■ **REQUIREMENT**
Among the lines listed below, count those that include the string "JSON", and state only the count.

[EXERCISE DATA]

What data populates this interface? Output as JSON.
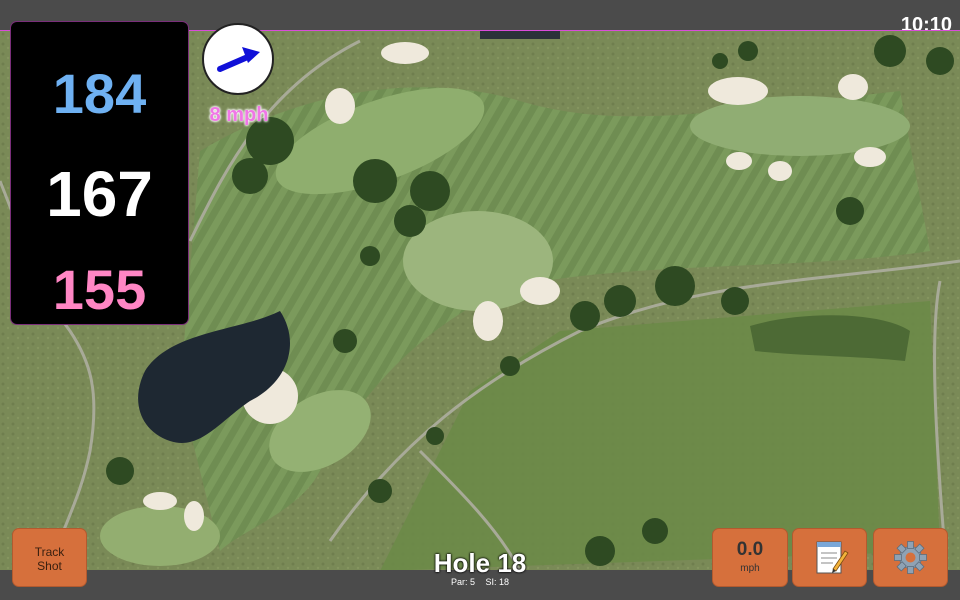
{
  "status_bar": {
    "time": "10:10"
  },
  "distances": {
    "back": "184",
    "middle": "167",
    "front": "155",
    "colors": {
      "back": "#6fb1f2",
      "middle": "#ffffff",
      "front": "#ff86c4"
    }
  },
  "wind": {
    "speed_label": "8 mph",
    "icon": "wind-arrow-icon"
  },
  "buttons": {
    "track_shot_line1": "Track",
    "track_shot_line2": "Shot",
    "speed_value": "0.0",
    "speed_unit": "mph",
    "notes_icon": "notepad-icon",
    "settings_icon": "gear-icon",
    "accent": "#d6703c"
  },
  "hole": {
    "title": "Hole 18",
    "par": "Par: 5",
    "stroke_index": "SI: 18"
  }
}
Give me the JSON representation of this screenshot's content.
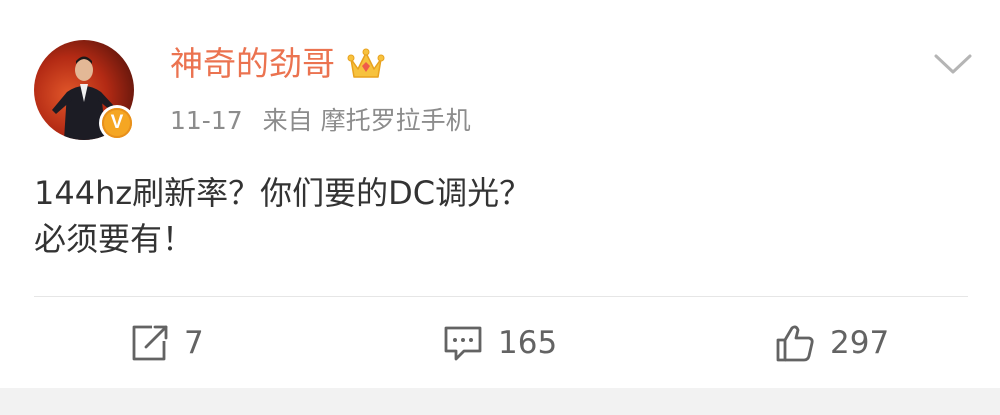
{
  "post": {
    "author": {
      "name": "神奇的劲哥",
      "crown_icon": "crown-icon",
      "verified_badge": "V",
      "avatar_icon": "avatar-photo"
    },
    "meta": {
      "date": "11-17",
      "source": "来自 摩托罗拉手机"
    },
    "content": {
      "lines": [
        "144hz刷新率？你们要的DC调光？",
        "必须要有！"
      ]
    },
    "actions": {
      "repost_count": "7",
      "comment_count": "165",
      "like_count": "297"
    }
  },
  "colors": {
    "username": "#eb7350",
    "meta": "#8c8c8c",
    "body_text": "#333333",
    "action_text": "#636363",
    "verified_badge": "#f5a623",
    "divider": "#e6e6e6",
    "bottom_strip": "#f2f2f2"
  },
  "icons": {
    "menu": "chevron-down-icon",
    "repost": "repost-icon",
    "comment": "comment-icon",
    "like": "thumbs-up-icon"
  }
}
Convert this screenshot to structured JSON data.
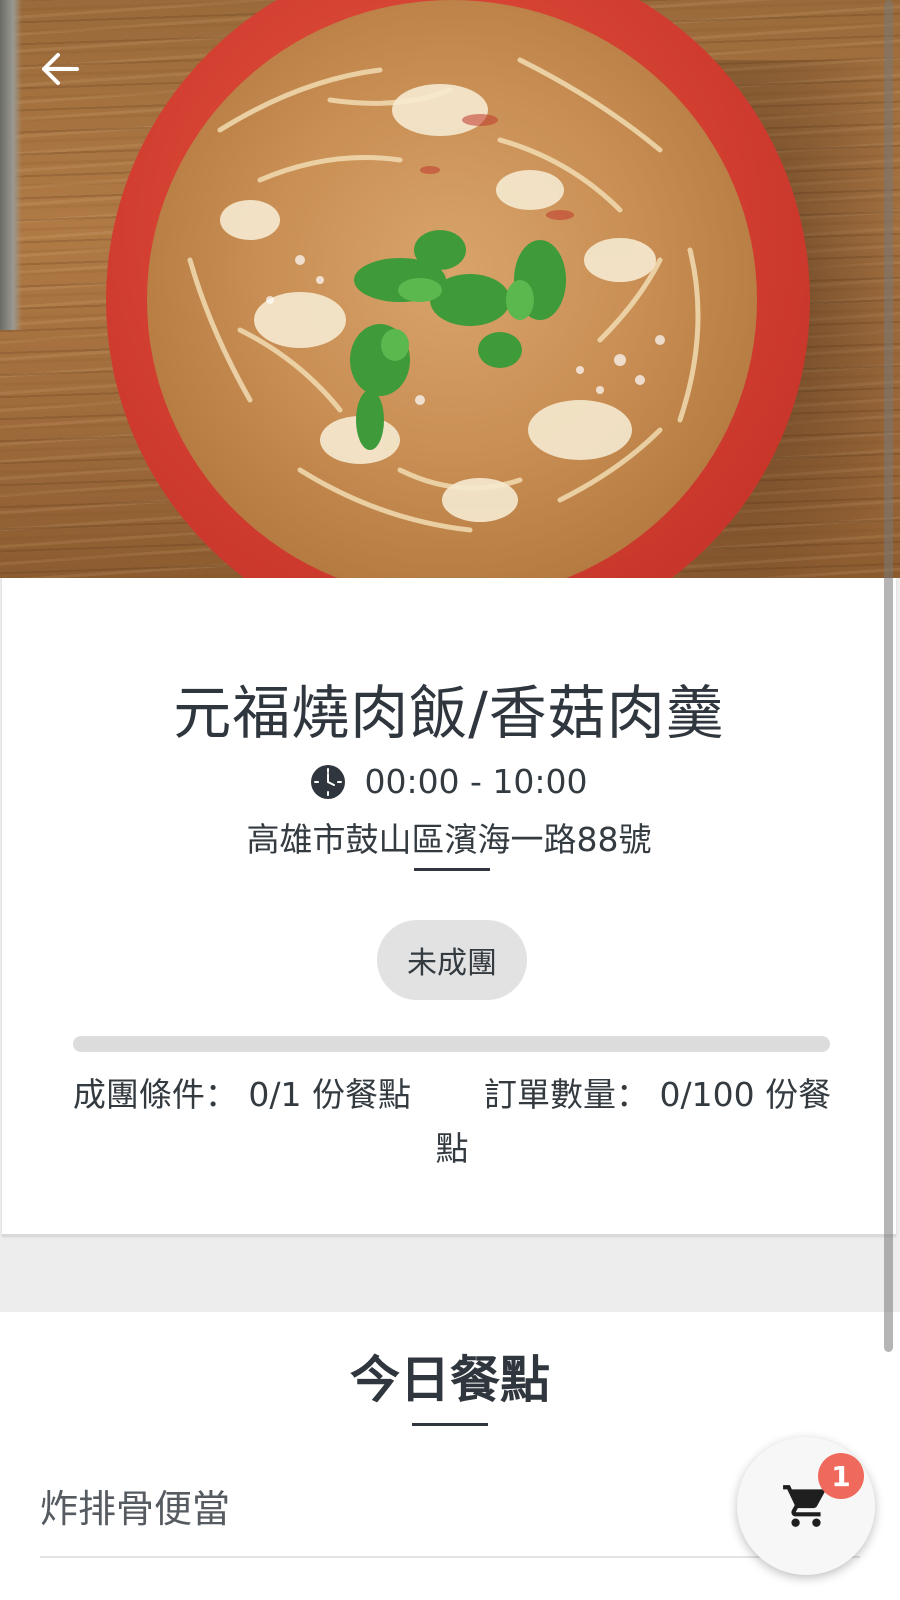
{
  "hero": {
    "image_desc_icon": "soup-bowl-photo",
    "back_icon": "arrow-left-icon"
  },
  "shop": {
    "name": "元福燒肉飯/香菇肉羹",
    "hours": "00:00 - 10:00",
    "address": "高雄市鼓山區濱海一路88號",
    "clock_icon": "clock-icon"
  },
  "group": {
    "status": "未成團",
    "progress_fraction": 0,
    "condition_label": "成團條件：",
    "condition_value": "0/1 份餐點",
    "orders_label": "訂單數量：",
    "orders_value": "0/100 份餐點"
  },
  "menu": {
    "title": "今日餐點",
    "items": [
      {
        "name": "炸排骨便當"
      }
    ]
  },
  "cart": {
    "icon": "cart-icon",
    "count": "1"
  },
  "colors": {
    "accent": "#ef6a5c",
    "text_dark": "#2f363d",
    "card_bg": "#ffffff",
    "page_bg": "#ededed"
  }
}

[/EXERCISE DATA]

■ **RESULT OF THE TASK**
3